*PROBLEM DESCRIPTION*
Search the material below for "konsultacijų" and copy every line where it occurs.

*INFORMATION SHOWN*
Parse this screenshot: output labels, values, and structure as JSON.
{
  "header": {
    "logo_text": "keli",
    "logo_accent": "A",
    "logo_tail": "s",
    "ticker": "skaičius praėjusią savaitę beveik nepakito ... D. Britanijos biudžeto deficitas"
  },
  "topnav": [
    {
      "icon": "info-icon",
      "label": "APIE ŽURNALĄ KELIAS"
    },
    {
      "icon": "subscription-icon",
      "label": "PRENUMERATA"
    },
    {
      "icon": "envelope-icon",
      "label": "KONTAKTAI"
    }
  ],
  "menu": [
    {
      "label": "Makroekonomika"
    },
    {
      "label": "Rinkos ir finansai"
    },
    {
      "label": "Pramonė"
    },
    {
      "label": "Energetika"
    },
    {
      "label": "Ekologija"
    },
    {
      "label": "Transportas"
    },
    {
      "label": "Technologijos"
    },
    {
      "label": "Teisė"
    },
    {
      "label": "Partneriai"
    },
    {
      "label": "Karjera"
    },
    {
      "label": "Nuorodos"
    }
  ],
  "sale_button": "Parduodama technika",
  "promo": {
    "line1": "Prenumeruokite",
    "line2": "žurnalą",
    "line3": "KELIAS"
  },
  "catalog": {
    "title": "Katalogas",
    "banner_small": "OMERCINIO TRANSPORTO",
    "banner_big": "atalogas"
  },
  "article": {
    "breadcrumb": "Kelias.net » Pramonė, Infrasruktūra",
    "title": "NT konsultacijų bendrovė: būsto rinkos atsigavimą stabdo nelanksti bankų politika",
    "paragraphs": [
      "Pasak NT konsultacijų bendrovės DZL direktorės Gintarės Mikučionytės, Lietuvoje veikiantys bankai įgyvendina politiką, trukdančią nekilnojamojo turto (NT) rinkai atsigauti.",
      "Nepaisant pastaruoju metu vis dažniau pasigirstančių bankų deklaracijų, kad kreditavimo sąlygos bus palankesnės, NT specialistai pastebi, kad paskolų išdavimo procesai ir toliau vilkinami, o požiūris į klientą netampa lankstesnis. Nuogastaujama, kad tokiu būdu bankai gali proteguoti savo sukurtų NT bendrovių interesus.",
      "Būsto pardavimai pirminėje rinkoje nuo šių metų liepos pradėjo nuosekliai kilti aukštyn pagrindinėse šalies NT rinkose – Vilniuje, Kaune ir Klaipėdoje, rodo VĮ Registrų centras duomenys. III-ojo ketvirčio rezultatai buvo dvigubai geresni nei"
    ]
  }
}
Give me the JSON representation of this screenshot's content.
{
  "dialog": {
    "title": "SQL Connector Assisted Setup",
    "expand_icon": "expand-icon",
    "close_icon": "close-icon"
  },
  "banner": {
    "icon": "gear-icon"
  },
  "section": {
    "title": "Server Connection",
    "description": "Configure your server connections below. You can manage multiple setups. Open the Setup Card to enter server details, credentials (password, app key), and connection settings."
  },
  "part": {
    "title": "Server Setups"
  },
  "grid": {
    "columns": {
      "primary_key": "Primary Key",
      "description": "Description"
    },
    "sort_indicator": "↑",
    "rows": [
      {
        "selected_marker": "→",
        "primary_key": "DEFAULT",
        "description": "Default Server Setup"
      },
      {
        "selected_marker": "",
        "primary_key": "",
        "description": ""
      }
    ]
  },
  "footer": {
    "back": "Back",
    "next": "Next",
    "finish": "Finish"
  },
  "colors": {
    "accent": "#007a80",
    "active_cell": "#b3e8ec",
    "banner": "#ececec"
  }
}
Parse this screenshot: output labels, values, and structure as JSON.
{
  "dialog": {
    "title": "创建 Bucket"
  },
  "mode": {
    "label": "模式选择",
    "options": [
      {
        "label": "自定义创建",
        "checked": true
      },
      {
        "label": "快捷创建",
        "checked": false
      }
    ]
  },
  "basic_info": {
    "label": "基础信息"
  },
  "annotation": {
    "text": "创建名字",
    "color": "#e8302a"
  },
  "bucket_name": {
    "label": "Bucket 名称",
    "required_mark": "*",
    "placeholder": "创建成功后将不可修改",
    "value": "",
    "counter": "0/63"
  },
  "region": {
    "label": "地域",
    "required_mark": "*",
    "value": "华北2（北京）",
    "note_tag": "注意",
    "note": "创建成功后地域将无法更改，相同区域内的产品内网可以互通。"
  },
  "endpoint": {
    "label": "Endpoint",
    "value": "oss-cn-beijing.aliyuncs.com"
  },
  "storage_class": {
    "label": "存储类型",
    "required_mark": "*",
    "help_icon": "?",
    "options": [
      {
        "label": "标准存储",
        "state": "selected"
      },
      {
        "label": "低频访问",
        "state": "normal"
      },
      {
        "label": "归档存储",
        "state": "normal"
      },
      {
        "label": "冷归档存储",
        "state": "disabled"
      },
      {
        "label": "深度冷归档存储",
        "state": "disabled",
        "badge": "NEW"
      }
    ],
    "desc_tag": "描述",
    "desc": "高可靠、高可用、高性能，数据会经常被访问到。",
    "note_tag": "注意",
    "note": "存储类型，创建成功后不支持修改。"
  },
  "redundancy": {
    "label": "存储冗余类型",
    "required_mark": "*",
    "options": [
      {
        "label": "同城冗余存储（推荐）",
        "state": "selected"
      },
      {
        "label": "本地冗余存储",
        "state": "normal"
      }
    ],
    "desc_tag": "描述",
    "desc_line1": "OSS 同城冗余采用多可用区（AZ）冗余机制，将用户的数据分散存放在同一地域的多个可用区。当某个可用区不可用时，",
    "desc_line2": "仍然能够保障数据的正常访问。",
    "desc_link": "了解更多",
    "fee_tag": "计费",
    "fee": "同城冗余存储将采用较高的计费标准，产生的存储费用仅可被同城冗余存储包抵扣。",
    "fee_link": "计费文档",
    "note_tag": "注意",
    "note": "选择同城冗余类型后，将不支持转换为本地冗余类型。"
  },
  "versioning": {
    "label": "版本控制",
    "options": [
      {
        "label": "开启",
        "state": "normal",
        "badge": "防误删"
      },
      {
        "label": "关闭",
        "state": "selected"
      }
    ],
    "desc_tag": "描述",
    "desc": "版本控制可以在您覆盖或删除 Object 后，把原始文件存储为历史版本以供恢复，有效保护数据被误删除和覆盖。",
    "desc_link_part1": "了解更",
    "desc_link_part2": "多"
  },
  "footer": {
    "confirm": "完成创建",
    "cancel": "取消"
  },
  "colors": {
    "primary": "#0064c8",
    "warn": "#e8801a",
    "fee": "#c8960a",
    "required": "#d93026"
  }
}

*COMPLETED EXERCISE*
    "title": "NT konsultacijų bendrovė: būsto rinkos atsigavimą stabdo nelanksti bankų politika",
      "Pasak NT konsultacijų bendrovės DZL direktorės Gintarės Mikučionytės, Lietuvoje veikiantys bankai įgyvendina politiką, trukdančią nekilnojamojo turto (NT) rinkai atsigauti.",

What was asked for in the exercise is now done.